Steps have been taken to avoid the one big bill, from the one mains service, coming into the cottage…electricity!
This is a Pay-As-You-Go-Meter, that also monitors usage and allows one more control over the utility.
I have managed to keep this week’s usage to just under ten euros!
I would recommend this as a way of taking more responsibility for one’s little bit of Earth.
It was free to install!
I’m weather-proofing all the wood around the cottage…with a selection of colours, some donated, some bought and mixed with leftovers, so Bealtaine Cottage will take on a different, more interesting hue!
Lavender is the colour of the day…with blue here and there.
One of the great things about cottage life is the simplicity of design…if it’s made from natural materials, then it doesn’t look out of place.
I love colour!
It seems a natural decorating choice for cottage living…one lovely eclectic mix of whatever it is one scavenges!
Blossom is out on the Ornamental Plum…
The sickly little Peach tree in the tunnel shows blossom for the first time ever…it has taken me four years to nurse this little gem back to life.
It was rescued from the rubbish skip at Lidl, where it had been dumped after being snapped in half.
This is a new bed I wanted to share with you…it’s another one of my experiments here at bealtaine Cottage.
The tyres are protecting the bed from the East and North , allowing the solar energy to be kept in the bed.
As the land is on a north-facing slope, any rain runs off the tyres downhill towards the north, thus leaving the bed clear from any run-off.
The tyres are well-weathered and already covered with mould.
This was a compost heap from last year.
I shall keep you updated as the growing season progresses.
And finally, a reminder of the thin soil that made up this land ten years ago…this is how close the bedrock is to the surface in many places all over the land here.
Tree-planting here has ensured a future unrealized before now…everything is possible! I cannot stress enough the importance of a Nursery Bed like the one seen here…grow, grow, grow! Then plant, plant plant!
“Husband the earth.
her from greed and violence.

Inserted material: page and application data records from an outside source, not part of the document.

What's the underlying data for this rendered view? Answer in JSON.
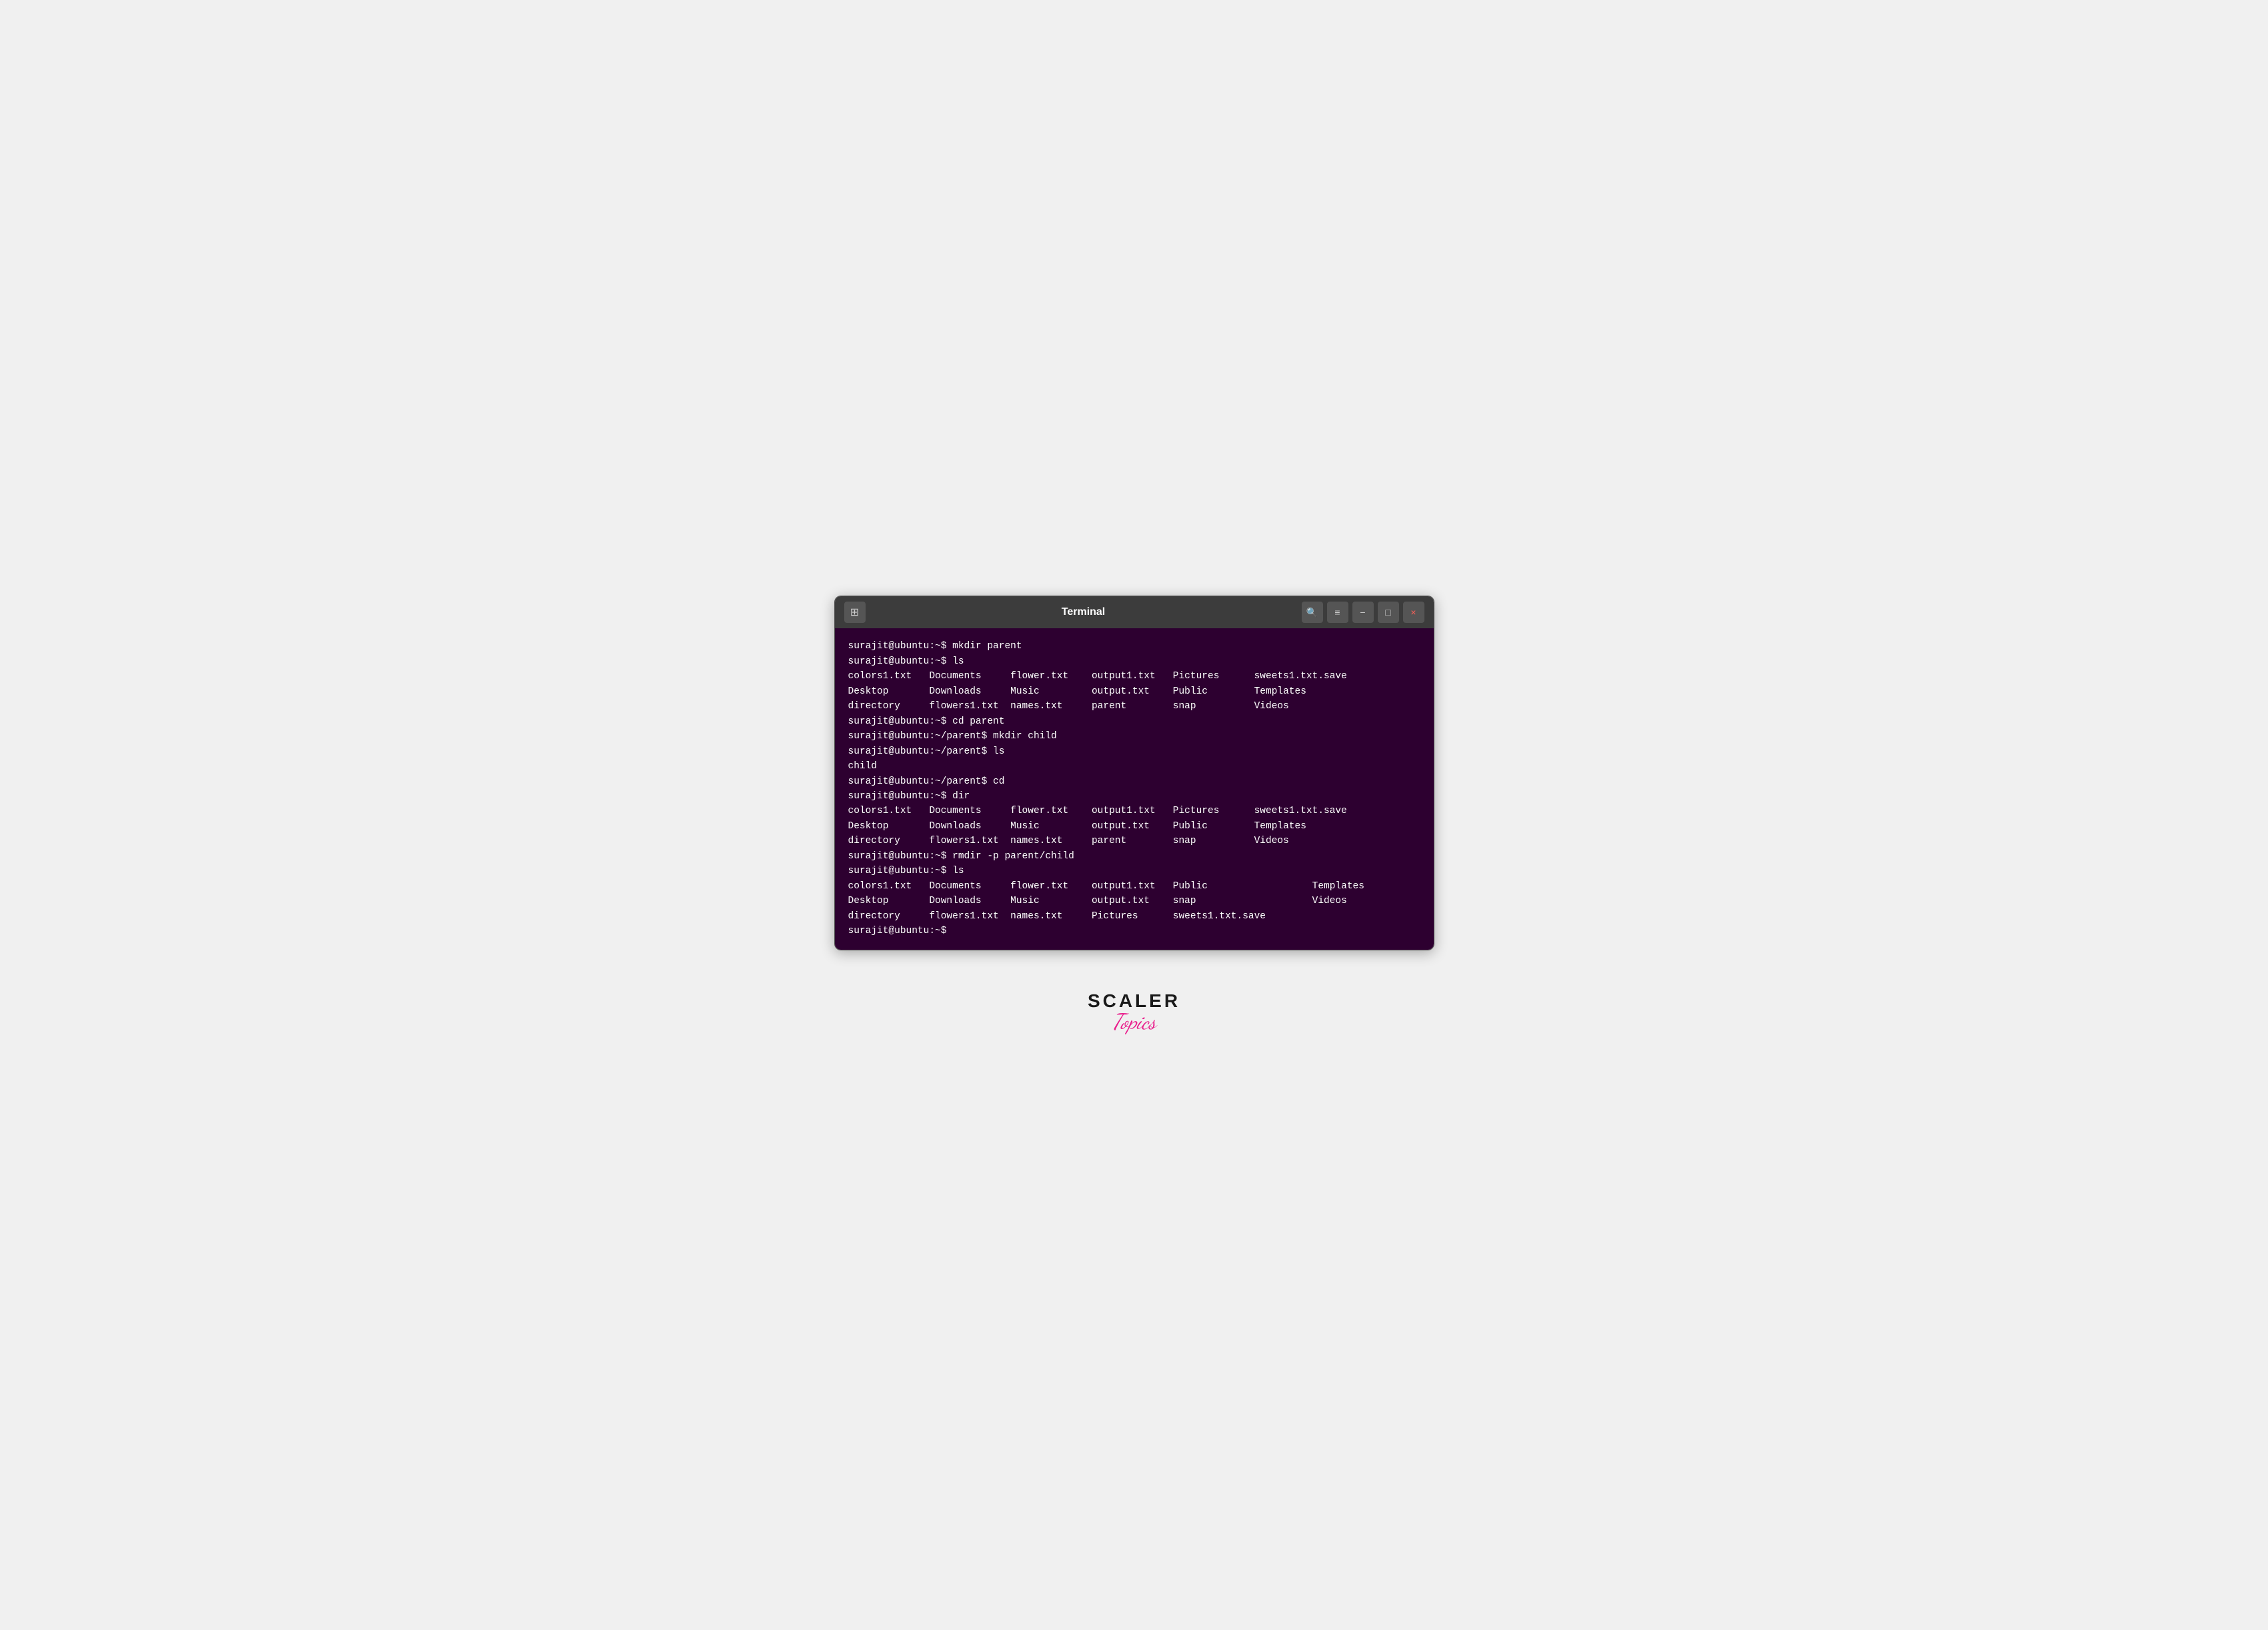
{
  "terminal": {
    "title": "Terminal",
    "new_tab_label": "⊞",
    "controls": {
      "search": "🔍",
      "menu": "≡",
      "minimize": "–",
      "maximize": "□",
      "close": "×"
    },
    "content": "surajit@ubuntu:~$ mkdir parent\nsurajit@ubuntu:~$ ls\ncolors1.txt   Documents     flower.txt    output1.txt   Pictures      sweets1.txt.save\nDesktop       Downloads     Music         output.txt    Public        Templates\ndirectory     flowers1.txt  names.txt     parent        snap          Videos\nsurajit@ubuntu:~$ cd parent\nsurajit@ubuntu:~/parent$ mkdir child\nsurajit@ubuntu:~/parent$ ls\nchild\nsurajit@ubuntu:~/parent$ cd\nsurajit@ubuntu:~$ dir\ncolors1.txt   Documents     flower.txt    output1.txt   Pictures      sweets1.txt.save\nDesktop       Downloads     Music         output.txt    Public        Templates\ndirectory     flowers1.txt  names.txt     parent        snap          Videos\nsurajit@ubuntu:~$ rmdir -p parent/child\nsurajit@ubuntu:~$ ls\ncolors1.txt   Documents     flower.txt    output1.txt   Public                  Templates\nDesktop       Downloads     Music         output.txt    snap                    Videos\ndirectory     flowers1.txt  names.txt     Pictures      sweets1.txt.save\nsurajit@ubuntu:~$ "
  },
  "logo": {
    "scaler": "SCALER",
    "topics": "Topics"
  }
}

humbly, plant trees, grow flowers and clothe her
Respect all her creatures.
natural laws and the universe which cradles her.
Above all, heartily worship the Source of All that is.
This world needs secret heroes!
Be brave, speak the truth, heal the sick, make peace.
Be strong, serve patiently, love generously, live simply.
Enjoy fellowship, eat and drink modestly, celebrate the festivals.
Breathe deeply, sing and make music, walk often, cycle and recycle.
Be thrifty, prefer cashflow to possession, give good measure.
Let your work be your prayer.
Put on the whole armour of light!
Unearth the beauty in everything.
Inhale the Spirit of Goodness.
Kindle kindness, especially toward yourself, embracing the sweet silence of your own soul.
Accept what you are and — while you have breath — give thanks.” ~John Rogers